13) Celebrity culture is religion in disguise. It pretends to be junk while giving us the sustenance that we need. Celebrities live like gods; they act like gods. They dwell in the dark recesses of our souls where we crave the images of gods. In the aisles of the supermarkets they stare down at us like the saints and gargoyles that once crowded the cornices of medieval cathedrals with the iconography of suffering, or like sculptures in Hindu temples that celebrate birth, sex, death, rebirth. The latest American Religious Identification Survey shows that the fastest growing religious choice in the United States is “none,” now larger than every other group except Baptists and Catholics. Pop culture is rushing in to fill that space, an unacknowledged religion of consumerism, guiding the major transitions of life: birth, adolescence, marriage, sin and redemption, death and life after death.
14) The magazine rack matters more than any philosophy; the cineplex matters more than the cathedral. Strange gods reveal themselves in beautiful shapes, appear eternal and untouchable for the brief terms of their on-sale dates, and then vanish as swiftly as they came, generating constantly new and immediate responses to the slightest flutter of need in the public consciousness.
15) In the largest annual Aztec festival, the feast of Toxcatl, a young man, selected by the king, was given complete freedom for a year. He was treated like a god, decorated in white eagle feathers, and given four beautiful wives, but at the ceremony at year’s end, he himself, of his own will, climbed the steps of the temple and willingly suffered his heart to be cut out of his body. Celebrity implies its own destruction. The bigger the celebrity the more glamorous the destruction. The mourners who laid flowers at the gates of Kensington Palace in memory of Princess Diana might well be the same people who kept in business the paparazzi who hounded her to her death. No one knew or cared about her person—they cared about the face on the memorial plate.
16) The rule of images plays to our pre-Colombian pagan heart. If George Washington were to return to New York in 2010, his Christian Enlightenment self would not know how to read the meaning into the photographs posted on the covers of People and Vanity Fair.

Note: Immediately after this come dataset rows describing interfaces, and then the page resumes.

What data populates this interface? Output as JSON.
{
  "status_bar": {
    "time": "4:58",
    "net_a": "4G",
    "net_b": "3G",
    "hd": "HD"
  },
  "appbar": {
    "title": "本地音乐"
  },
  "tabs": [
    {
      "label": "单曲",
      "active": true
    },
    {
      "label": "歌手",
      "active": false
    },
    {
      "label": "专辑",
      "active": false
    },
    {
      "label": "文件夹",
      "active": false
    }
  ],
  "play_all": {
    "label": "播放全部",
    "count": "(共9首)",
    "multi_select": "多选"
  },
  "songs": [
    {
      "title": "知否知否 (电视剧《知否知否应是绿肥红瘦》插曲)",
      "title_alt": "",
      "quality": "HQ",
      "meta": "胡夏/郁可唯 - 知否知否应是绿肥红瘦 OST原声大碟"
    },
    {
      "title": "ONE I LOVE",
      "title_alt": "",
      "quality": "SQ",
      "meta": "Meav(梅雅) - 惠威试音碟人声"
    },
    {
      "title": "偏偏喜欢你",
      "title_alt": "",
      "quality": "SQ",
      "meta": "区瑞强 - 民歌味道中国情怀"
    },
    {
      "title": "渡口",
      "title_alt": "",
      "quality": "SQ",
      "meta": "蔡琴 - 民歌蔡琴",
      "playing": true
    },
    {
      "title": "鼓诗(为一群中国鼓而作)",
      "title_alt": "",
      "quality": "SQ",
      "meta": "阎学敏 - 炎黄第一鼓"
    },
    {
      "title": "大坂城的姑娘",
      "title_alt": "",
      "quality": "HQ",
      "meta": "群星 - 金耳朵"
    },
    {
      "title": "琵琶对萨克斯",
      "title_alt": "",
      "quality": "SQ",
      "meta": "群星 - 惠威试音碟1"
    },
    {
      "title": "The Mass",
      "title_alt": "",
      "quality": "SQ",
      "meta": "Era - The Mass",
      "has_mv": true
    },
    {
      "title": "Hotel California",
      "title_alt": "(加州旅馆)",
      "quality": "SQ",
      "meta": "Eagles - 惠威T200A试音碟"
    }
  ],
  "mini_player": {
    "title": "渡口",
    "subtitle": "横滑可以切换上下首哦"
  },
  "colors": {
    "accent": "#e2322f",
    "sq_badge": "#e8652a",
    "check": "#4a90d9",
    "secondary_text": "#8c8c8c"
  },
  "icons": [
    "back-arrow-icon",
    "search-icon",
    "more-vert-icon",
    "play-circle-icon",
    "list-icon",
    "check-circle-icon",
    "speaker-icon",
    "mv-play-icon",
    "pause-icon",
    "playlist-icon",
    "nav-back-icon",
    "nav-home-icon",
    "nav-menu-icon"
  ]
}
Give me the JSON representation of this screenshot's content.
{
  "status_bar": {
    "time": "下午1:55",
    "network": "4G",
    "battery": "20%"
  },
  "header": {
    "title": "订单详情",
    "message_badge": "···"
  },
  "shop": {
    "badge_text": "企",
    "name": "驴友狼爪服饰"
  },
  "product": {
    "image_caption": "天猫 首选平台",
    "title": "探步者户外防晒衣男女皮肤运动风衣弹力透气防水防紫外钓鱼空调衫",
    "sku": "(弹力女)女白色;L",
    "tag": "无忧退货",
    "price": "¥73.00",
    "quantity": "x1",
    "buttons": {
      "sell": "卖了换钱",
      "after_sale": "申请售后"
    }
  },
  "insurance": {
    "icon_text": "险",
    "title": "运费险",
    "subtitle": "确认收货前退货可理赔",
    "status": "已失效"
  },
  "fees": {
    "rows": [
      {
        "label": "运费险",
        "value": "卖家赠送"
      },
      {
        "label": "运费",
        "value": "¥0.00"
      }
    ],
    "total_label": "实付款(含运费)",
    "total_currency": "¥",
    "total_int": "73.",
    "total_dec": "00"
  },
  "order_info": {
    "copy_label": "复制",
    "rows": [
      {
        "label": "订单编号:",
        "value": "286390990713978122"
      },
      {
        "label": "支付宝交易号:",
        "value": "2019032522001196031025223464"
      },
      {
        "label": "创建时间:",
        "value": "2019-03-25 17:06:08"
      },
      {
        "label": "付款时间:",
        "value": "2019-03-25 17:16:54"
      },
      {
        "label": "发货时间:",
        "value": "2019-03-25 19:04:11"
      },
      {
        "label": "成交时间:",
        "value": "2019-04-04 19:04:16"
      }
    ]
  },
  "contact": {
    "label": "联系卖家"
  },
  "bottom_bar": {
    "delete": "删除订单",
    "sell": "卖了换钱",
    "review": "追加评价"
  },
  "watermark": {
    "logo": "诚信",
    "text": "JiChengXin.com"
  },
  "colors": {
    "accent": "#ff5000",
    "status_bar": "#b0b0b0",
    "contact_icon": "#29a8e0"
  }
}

But Montezuma would understand them perfectly. The worship of celebrity is the religion we have conjured out of the hollowness of our deepest selves.